The James A. Webb Space Telescope suffered a larger-than-expected micrometeorite strike at the end of May, according to an article on The Verge. NASA officials said that the revolutionary, state-of-the-art space telescope is still performing at levels that exceed all mission requirements. NASA officials also say that they can correct for the aberrations in the space telescope's images.
Samples from Ryugu, an asteroid made famous in 2018 when Japan landed a spaceship on it, has revealed the presence of more than 20 amino acids, according to an article on LiveScience.
Australian scientists have discovered that the larvae of Zophobas morio, a species of beetle, can not only eat but thrive by eating a steady diet of polystyrene plastic, according to an article on The Guardian. You are probably more familiar with polystyrene plastic as the lightweight foam carryout containers and drink containers.
Every. Single. Patient. enrolled in a small rectal cancer trial saw their tumors disappear, and required no further treatment via chemotherapy or radiation therapy, according to an article on Science Alert. The trial is still ongoing, as only 12 of a planned 30 patients have completed the treatment and the six month followup. The results are unprecedented in cancer research.

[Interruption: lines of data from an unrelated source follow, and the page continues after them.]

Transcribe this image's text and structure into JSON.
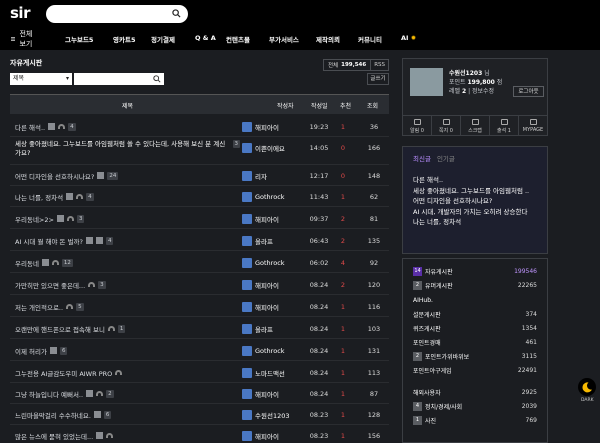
{
  "header": {
    "logo": "sir",
    "nav_menu_label": "전체보기",
    "nav": [
      "그누보드5",
      "영카트5",
      "정기결제",
      "Q & A",
      "컨텐츠몰",
      "부가서비스",
      "제작의뢰",
      "커뮤니티",
      "AI"
    ]
  },
  "board": {
    "title": "자유게시판",
    "total_label": "전체",
    "total_count": "199,546",
    "rss": "RSS",
    "search_field": "제목",
    "write_label": "글쓰기",
    "headers": {
      "title": "제목",
      "author": "작성자",
      "date": "작성일",
      "recommend": "추천",
      "views": "조회"
    },
    "rows": [
      {
        "title": "다른 해석..",
        "badges": [
          "img",
          "wifi"
        ],
        "count": "4",
        "author": "해피아이",
        "time": "19:23",
        "rec": "1",
        "views": "36"
      },
      {
        "title": "세상 좋아졌네요. 그누보드를 아임웹처럼 쓸 수 있다는데, 사용해 보신 분 계신가요?",
        "badges": [],
        "count": "3",
        "author": "이쁜이에요",
        "time": "14:05",
        "rec": "0",
        "views": "166",
        "multi": true
      },
      {
        "title": "어떤 디자인을 선호하시나요?",
        "badges": [
          "img"
        ],
        "count": "24",
        "author": "리자",
        "time": "12:17",
        "rec": "0",
        "views": "148"
      },
      {
        "title": "나는 너를, 정차석",
        "badges": [
          "img",
          "wifi"
        ],
        "count": "4",
        "author": "Gothrock",
        "time": "11:43",
        "rec": "1",
        "views": "62"
      },
      {
        "title": "우리동네>2>",
        "badges": [
          "img",
          "wifi"
        ],
        "count": "3",
        "author": "해피아이",
        "time": "09:37",
        "rec": "2",
        "views": "81"
      },
      {
        "title": "AI 시대 뭘 해야 돈 벌까?",
        "badges": [
          "img",
          "img"
        ],
        "count": "4",
        "author": "올라프",
        "time": "06:43",
        "rec": "2",
        "views": "135"
      },
      {
        "title": "우리동네",
        "badges": [
          "img",
          "wifi"
        ],
        "count": "12",
        "author": "Gothrock",
        "time": "06:02",
        "rec": "4",
        "views": "92"
      },
      {
        "title": "가만히만 있으면 좋은데...",
        "badges": [
          "wifi"
        ],
        "count": "3",
        "author": "해피아이",
        "time": "08.24",
        "rec": "2",
        "views": "120"
      },
      {
        "title": "저는 개인적으로..",
        "badges": [
          "wifi"
        ],
        "count": "5",
        "author": "해피아이",
        "time": "08.24",
        "rec": "1",
        "views": "116"
      },
      {
        "title": "오랜만에 핸드폰으로 접속해 보니",
        "badges": [
          "wifi"
        ],
        "count": "1",
        "author": "올라프",
        "time": "08.24",
        "rec": "1",
        "views": "103"
      },
      {
        "title": "이제 허리가",
        "badges": [
          "img"
        ],
        "count": "6",
        "author": "Gothrock",
        "time": "08.24",
        "rec": "1",
        "views": "131"
      },
      {
        "title": "그누전용 AI글감도우미 AIWR PRO",
        "badges": [
          "wifi"
        ],
        "count": "",
        "author": "노마드맥선",
        "time": "08.24",
        "rec": "1",
        "views": "113"
      },
      {
        "title": "그냥 하늘입니다 예뻐서..",
        "badges": [
          "img",
          "wifi"
        ],
        "count": "2",
        "author": "해피아이",
        "time": "08.24",
        "rec": "1",
        "views": "87"
      },
      {
        "title": "느린마을막걸리 수수하네요.",
        "badges": [
          "img"
        ],
        "count": "6",
        "author": "수원선1203",
        "time": "08.23",
        "rec": "1",
        "views": "128"
      },
      {
        "title": "많은 뉴스에 묻혀 있었는데...",
        "badges": [
          "img",
          "wifi"
        ],
        "count": "",
        "author": "해피아이",
        "time": "08.23",
        "rec": "1",
        "views": "156"
      }
    ]
  },
  "profile": {
    "name": "수원선1203",
    "name_suffix": "님",
    "points_label": "포인트",
    "points": "199,800",
    "points_unit": "점",
    "level_label": "레벨",
    "level": "2",
    "edit_label": "정보수정",
    "logout_label": "로그아웃",
    "menu": [
      "알림 0",
      "쪽지 0",
      "스크랩",
      "출석 1",
      "MYPAGE"
    ]
  },
  "latest": {
    "tab_active": "최신글",
    "tab_other": "인기글",
    "items": [
      "다른 해석..",
      "세상 좋아졌네요. 그누보드를 아임웹처럼 ..",
      "어떤 디자인을 선호하시나요?",
      "AI 시대, 개발자의 가치는 오히려 상승한다",
      "나는 너를, 정차석"
    ]
  },
  "boards": [
    {
      "badge": "14",
      "name": "자유게시판",
      "value": "199546",
      "purple": true
    },
    {
      "badge": "2",
      "name": "유머게시판",
      "value": "22265",
      "gray": true
    },
    {
      "badge": "",
      "name": "AIHub.",
      "value": ""
    },
    {
      "badge": "",
      "name": "설문게시판",
      "value": "374"
    },
    {
      "badge": "",
      "name": "퀴즈게시판",
      "value": "1354"
    },
    {
      "badge": "",
      "name": "포인트경매",
      "value": "461"
    },
    {
      "badge": "2",
      "name": "포인트가위바위보",
      "value": "3115",
      "gray": true
    },
    {
      "badge": "",
      "name": "포인트야구게임",
      "value": "22491"
    },
    {
      "badge": "",
      "name": "해외사용자",
      "value": "2925"
    },
    {
      "badge": "4",
      "name": "정치/경제/사회",
      "value": "2039",
      "gray": true
    },
    {
      "badge": "1",
      "name": "사진",
      "value": "769",
      "gray": true
    }
  ],
  "dark_label": "DARK"
}
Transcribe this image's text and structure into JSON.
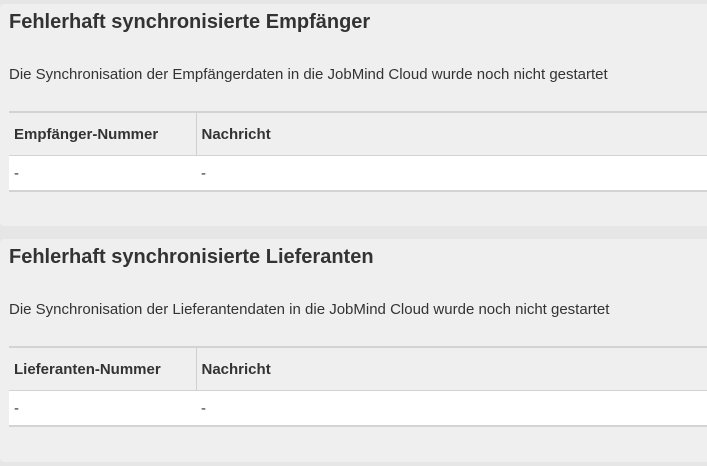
{
  "sections": [
    {
      "title": "Fehlerhaft synchronisierte Empfänger",
      "description": "Die Synchronisation der Empfängerdaten in die JobMind Cloud wurde noch nicht gestartet",
      "columns": [
        "Empfänger-Nummer",
        "Nachricht"
      ],
      "rows": [
        [
          "-",
          "-"
        ]
      ]
    },
    {
      "title": "Fehlerhaft synchronisierte Lieferanten",
      "description": "Die Synchronisation der Lieferantendaten in die JobMind Cloud wurde noch nicht gestartet",
      "columns": [
        "Lieferanten-Nummer",
        "Nachricht"
      ],
      "rows": [
        [
          "-",
          "-"
        ]
      ]
    }
  ]
}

Researchers have succeeded in creating plastic-based CPUs, according to an article on the Hackaday website. They produced 4-bit and 8-bit processors using indium gallium zinc oxide semiconductor technology attached to a plastic substrate. The processors can even be bent around a small radius, and continue to work.
Researchers at Rutgers University and Harvard have created a spray on plant-based coating that could replace plastic wrap, according to an article on Engadget. The new process sprays a biopolymer and saccharide based coating on produce that helps protect from bruising and spoilage, is easily biodegradable, and has antimicrobial properties. As a result, it outperforms the traditional plastic wrap commonly used for packaging. In early tests, it extended the shelf life of avocados by 50 percent, is biodegradable in about three days, and can simply be washed off of the produce under running water. Such an advancement could help keep untold amounts of plastic waste out of landfills.